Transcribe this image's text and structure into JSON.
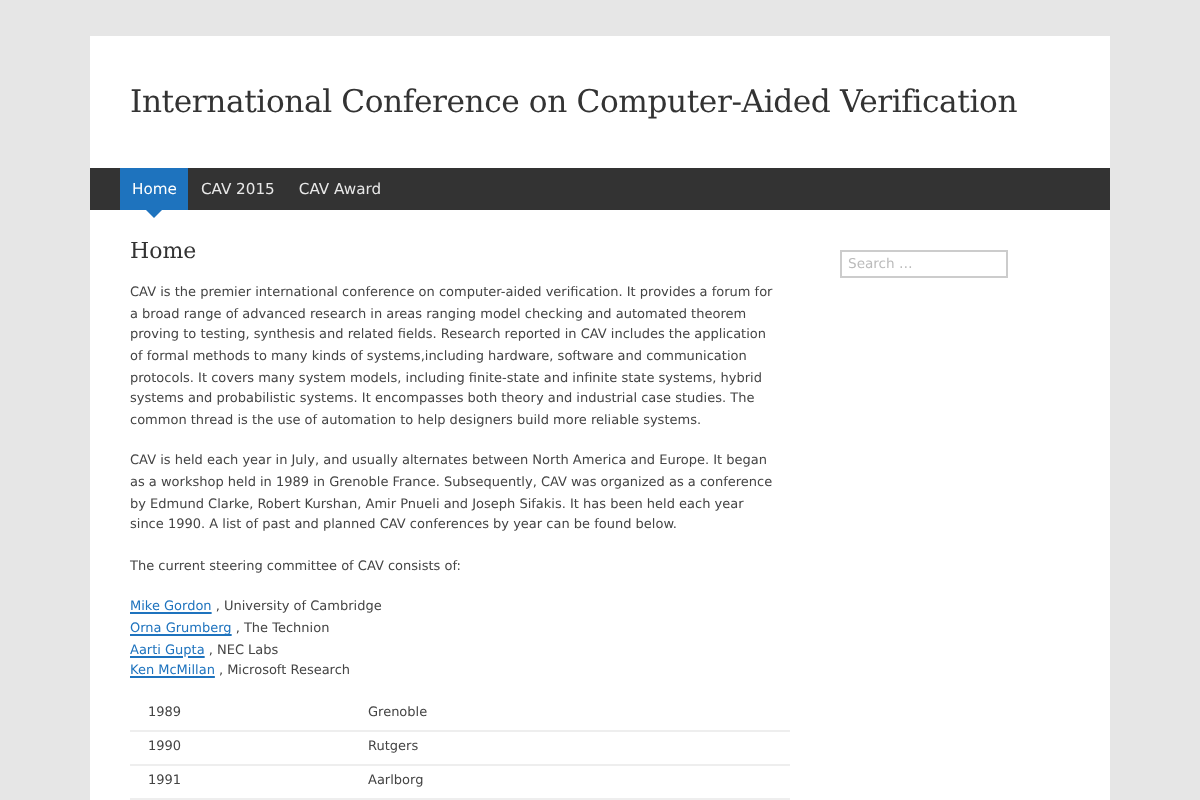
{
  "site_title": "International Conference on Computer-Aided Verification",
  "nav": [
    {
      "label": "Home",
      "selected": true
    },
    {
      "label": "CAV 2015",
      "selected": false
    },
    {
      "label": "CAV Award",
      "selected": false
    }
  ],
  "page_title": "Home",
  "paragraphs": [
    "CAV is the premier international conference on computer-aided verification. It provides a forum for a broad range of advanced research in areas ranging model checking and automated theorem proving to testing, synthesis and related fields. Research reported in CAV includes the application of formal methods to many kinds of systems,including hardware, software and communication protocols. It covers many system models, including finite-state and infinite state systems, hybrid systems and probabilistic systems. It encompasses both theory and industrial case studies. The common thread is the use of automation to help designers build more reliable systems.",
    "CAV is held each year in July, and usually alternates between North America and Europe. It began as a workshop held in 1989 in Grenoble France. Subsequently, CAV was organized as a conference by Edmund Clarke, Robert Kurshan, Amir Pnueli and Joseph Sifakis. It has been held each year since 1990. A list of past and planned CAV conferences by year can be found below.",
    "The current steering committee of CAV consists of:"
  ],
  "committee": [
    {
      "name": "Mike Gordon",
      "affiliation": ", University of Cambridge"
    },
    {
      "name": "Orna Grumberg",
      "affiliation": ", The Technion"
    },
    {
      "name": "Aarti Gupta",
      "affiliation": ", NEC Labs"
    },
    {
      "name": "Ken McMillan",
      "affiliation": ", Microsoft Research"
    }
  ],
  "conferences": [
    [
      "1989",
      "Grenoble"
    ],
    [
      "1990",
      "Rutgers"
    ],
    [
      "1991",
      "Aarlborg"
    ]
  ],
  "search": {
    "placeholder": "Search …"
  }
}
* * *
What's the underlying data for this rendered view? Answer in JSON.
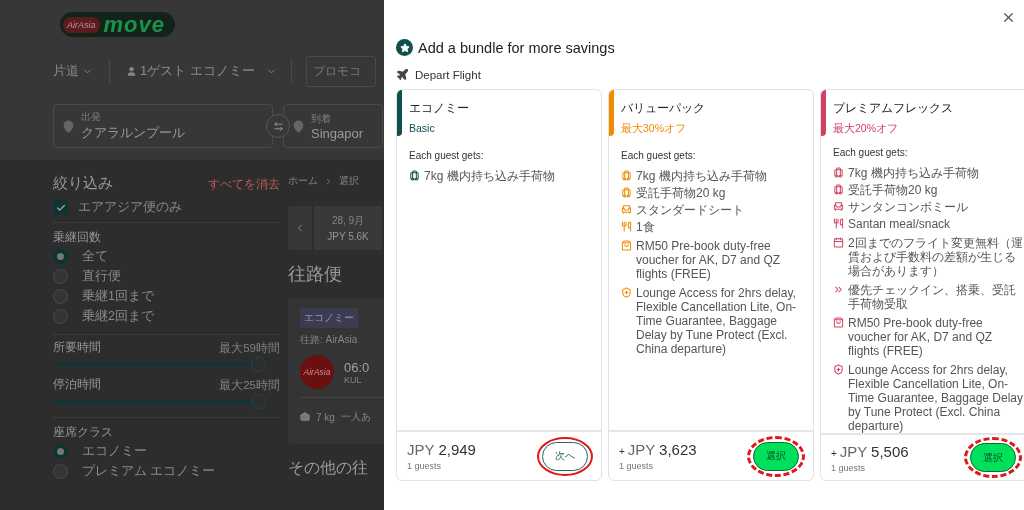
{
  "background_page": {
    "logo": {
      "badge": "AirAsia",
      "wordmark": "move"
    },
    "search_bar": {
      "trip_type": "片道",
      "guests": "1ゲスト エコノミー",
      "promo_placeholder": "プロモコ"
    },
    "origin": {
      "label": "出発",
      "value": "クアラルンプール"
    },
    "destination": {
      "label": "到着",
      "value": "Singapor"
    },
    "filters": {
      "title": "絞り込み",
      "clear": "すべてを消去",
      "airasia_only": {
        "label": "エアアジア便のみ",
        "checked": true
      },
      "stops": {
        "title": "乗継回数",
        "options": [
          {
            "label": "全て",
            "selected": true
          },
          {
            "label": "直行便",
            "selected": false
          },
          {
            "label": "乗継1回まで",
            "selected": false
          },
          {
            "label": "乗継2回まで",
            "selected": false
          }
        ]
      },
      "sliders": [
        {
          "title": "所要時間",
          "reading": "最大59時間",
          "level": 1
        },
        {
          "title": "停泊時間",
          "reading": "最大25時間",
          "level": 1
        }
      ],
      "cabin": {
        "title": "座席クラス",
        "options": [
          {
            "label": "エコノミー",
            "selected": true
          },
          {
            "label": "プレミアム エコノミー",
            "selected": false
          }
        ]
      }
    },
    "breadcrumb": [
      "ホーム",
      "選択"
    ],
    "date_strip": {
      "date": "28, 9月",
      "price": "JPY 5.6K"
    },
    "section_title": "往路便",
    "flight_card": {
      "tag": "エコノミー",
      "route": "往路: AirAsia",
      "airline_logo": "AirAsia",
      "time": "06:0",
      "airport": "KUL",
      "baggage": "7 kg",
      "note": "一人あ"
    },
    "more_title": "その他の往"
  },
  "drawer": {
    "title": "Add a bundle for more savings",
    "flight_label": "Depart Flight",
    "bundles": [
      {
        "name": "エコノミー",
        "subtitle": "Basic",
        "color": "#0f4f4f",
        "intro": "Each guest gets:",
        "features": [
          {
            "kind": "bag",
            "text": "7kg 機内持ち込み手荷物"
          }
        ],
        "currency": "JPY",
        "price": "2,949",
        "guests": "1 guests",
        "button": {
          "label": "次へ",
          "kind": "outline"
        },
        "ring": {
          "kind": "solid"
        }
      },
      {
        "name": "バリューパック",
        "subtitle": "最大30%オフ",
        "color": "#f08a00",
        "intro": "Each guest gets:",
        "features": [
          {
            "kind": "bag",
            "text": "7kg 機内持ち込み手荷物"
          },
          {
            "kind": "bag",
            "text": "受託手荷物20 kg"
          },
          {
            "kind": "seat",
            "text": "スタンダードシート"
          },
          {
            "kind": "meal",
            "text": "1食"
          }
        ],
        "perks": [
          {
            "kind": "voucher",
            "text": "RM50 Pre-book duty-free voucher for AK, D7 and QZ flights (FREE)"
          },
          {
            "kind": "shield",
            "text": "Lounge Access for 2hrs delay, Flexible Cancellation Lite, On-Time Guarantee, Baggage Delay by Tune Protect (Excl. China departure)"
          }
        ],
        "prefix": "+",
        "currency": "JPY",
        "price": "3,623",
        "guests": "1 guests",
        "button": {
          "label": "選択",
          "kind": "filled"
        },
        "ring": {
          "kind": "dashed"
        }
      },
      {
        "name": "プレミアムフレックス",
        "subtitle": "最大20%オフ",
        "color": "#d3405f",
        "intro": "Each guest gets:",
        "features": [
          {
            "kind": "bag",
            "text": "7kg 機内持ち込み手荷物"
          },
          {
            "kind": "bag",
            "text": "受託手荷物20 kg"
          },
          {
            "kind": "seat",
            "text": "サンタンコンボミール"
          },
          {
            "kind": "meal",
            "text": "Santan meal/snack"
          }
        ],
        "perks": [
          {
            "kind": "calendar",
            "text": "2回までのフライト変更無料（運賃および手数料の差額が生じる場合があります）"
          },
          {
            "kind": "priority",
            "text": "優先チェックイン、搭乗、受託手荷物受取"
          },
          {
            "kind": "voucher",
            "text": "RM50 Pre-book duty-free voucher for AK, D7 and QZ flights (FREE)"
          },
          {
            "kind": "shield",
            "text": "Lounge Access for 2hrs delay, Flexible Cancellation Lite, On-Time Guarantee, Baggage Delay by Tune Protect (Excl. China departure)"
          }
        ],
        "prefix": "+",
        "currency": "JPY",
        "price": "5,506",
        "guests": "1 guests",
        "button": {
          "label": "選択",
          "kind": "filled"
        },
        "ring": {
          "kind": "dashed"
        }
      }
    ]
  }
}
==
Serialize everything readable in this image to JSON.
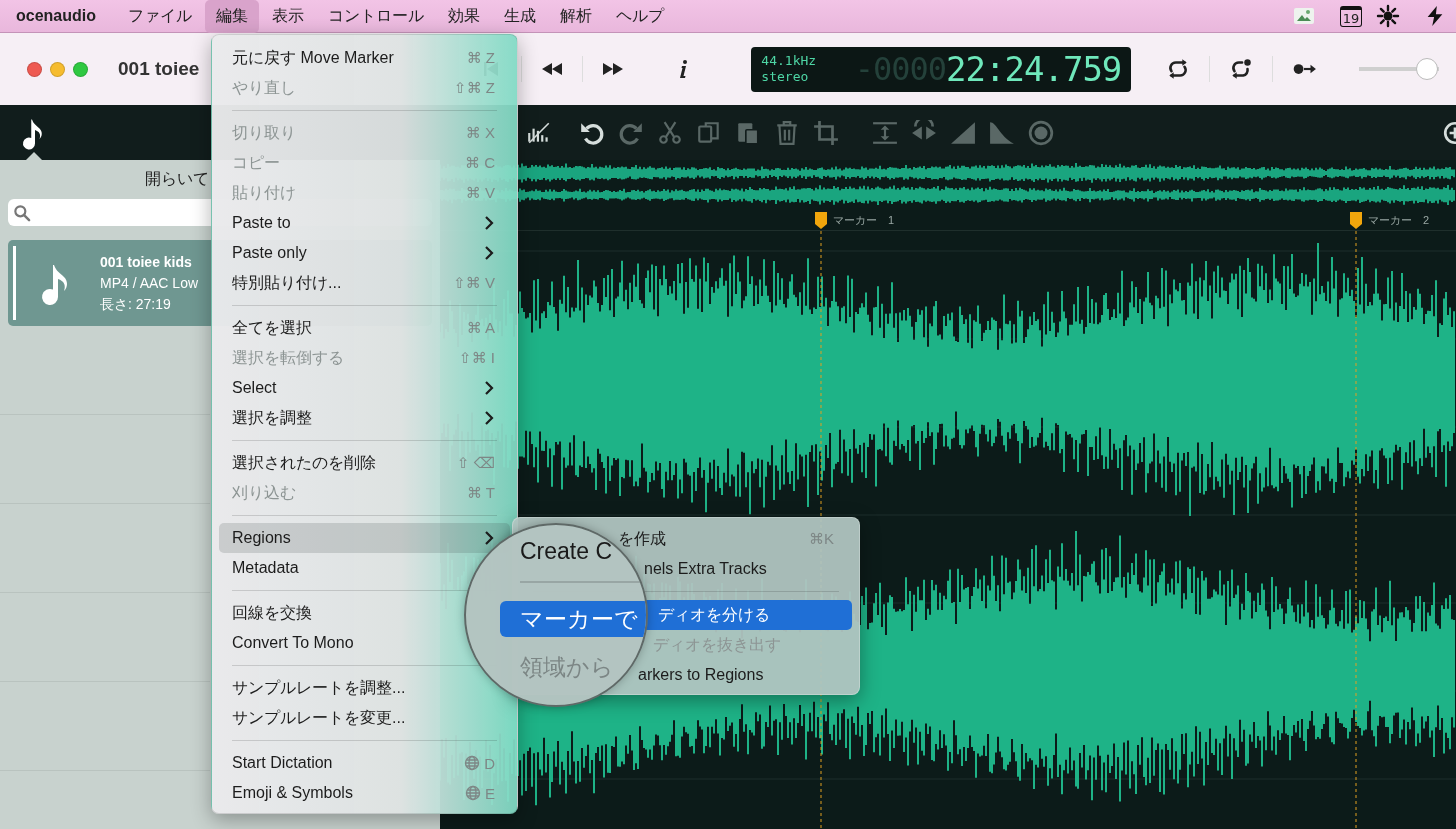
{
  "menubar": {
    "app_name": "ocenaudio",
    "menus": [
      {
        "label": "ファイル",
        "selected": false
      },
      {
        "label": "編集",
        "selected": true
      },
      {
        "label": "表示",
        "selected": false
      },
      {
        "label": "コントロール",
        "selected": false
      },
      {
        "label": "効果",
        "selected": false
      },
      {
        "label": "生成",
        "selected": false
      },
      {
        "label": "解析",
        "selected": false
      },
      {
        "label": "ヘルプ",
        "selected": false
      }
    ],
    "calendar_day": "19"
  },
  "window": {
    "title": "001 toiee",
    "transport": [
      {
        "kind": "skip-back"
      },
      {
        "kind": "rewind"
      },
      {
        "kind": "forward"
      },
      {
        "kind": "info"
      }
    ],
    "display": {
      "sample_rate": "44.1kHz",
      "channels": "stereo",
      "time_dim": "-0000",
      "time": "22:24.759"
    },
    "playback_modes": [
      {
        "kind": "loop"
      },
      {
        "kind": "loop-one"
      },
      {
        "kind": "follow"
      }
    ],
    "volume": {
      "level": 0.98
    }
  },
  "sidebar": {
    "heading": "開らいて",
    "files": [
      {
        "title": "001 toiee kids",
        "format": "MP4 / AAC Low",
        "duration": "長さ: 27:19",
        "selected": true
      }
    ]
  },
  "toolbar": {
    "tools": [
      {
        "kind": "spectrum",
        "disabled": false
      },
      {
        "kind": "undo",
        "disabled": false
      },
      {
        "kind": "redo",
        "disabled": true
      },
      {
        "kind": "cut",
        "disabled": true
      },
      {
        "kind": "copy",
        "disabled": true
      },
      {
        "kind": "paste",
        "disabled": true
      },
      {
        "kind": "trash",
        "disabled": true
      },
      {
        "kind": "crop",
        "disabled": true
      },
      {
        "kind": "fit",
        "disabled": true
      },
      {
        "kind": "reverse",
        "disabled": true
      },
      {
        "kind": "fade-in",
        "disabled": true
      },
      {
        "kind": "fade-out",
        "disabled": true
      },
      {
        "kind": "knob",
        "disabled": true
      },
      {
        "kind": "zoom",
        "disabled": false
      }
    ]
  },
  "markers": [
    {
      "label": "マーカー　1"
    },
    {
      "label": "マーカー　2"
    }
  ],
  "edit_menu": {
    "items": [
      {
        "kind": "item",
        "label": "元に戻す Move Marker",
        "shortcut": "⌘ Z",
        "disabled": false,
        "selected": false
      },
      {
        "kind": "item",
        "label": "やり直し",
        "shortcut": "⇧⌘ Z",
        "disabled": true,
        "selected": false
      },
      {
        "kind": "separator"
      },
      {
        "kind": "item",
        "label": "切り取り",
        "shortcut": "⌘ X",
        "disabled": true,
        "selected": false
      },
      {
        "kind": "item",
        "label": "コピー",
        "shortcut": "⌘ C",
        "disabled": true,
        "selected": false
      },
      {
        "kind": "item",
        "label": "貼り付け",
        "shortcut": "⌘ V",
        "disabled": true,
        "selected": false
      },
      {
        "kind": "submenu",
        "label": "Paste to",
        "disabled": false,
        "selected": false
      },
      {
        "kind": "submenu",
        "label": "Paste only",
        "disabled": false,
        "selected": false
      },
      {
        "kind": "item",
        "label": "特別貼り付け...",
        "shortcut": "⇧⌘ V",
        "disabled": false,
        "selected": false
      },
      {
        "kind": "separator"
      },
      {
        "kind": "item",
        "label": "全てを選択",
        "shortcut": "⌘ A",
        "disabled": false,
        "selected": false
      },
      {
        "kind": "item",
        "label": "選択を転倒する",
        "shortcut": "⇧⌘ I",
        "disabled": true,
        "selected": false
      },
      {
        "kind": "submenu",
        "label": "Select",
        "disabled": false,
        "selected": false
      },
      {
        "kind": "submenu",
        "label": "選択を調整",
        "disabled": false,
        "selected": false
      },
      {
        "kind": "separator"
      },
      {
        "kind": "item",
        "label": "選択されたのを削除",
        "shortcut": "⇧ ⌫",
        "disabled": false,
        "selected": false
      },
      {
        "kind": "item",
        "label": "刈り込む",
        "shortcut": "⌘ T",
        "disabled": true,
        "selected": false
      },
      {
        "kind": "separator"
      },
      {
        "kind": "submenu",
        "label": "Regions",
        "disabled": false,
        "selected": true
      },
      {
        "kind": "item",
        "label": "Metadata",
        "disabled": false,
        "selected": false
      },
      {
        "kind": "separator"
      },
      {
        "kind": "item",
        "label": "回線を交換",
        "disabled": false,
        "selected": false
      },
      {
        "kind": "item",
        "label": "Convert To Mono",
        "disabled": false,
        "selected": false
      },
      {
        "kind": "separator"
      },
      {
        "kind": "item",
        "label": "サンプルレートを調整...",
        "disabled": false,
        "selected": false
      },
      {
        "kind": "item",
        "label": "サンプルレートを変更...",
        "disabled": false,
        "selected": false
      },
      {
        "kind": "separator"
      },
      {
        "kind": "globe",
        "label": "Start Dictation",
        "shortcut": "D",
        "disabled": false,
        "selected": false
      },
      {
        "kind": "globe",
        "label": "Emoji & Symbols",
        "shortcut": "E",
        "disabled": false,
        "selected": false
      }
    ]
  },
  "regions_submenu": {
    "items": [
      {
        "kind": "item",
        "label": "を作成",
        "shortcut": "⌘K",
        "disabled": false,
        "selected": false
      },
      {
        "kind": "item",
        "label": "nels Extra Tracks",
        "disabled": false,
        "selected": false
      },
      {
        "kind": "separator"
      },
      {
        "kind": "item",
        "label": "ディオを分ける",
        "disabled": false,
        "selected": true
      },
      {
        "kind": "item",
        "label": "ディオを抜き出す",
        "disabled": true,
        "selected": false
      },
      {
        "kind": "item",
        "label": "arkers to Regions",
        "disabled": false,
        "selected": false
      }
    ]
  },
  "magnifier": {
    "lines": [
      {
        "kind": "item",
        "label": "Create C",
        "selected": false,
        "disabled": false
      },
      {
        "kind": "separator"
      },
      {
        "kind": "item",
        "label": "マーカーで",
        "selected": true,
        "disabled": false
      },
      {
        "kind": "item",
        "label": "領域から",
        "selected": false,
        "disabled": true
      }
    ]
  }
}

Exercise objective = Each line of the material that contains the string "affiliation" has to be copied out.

Result of this task =
      "affiliation": ", University of Cambridge"
      "affiliation": ", The Technion"
      "affiliation": ", NEC Labs"
      "affiliation": ", Microsoft Research"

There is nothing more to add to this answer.